Your goal -> Output, exactly as written, the lines of the data below from the one containing "Transcribe this image's" to the end.

Task input ->
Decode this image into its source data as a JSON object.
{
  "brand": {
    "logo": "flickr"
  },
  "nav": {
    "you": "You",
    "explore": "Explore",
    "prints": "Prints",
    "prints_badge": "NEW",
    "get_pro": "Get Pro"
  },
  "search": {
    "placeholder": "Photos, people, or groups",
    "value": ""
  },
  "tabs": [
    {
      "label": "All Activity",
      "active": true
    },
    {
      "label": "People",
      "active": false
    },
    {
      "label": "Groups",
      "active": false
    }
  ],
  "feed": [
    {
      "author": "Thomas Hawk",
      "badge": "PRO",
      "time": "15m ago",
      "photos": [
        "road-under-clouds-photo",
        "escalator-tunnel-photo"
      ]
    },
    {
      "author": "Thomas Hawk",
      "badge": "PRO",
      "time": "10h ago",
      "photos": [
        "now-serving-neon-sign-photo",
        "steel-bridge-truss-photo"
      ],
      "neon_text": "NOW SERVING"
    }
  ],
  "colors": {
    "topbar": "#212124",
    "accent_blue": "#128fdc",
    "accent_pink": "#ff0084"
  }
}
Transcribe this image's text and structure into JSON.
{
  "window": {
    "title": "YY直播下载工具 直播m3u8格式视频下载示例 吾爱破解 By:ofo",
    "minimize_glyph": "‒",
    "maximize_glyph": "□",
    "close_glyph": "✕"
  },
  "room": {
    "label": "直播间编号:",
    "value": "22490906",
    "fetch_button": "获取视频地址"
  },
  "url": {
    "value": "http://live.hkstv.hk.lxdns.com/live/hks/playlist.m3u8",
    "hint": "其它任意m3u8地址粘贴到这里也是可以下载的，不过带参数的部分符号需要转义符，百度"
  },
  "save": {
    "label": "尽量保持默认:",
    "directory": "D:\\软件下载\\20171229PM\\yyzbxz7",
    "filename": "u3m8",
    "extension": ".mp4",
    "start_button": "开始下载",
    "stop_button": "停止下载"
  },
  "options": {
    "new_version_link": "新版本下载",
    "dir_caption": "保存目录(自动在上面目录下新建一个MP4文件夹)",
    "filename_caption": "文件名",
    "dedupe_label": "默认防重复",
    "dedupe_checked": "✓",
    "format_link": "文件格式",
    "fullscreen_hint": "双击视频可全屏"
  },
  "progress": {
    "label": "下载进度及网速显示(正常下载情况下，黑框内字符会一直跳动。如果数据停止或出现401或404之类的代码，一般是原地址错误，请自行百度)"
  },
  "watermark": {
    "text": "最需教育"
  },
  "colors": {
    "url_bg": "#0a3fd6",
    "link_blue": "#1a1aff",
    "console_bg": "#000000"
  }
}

Exercise result ->
Transcribe this image's text and structure into JSON.
{
  "window": {
    "title": "YY直播下载工具 直播m3u8格式视频下载示例 吾爱破解 By:ofo",
    "minimize_glyph": "‒",
    "maximize_glyph": "□",
    "close_glyph": "✕"
  },
  "room": {
    "label": "直播间编号:",
    "value": "22490906",
    "fetch_button": "获取视频地址"
  },
  "url": {
    "value": "http://live.hkstv.hk.lxdns.com/live/hks/playlist.m3u8",
    "hint": "其它任意m3u8地址粘贴到这里也是可以下载的，不过带参数的部分符号需要转义符，百度"
  },
  "save": {
    "label": "尽量保持默认:",
    "directory": "D:\\软件下载\\20171229PM\\yyzbxz7",
    "filename": "u3m8",
    "extension": ".mp4",
    "start_button": "开始下载",
    "stop_button": "停止下载"
  },
  "options": {
    "new_version_link": "新版本下载",
    "dir_caption": "保存目录(自动在上面目录下新建一个MP4文件夹)",
    "filename_caption": "文件名",
    "dedupe_label": "默认防重复",
    "dedupe_checked": "✓",
    "format_link": "文件格式",
    "fullscreen_hint": "双击视频可全屏"
  },
  "progress": {
    "label": "下载进度及网速显示(正常下载情况下，黑框内字符会一直跳动。如果数据停止或出现401或404之类的代码，一般是原地址错误，请自行百度)"
  },
  "watermark": {
    "text": "最需教育"
  },
  "colors": {
    "url_bg": "#0a3fd6",
    "link_blue": "#1a1aff",
    "console_bg": "#000000"
  }
}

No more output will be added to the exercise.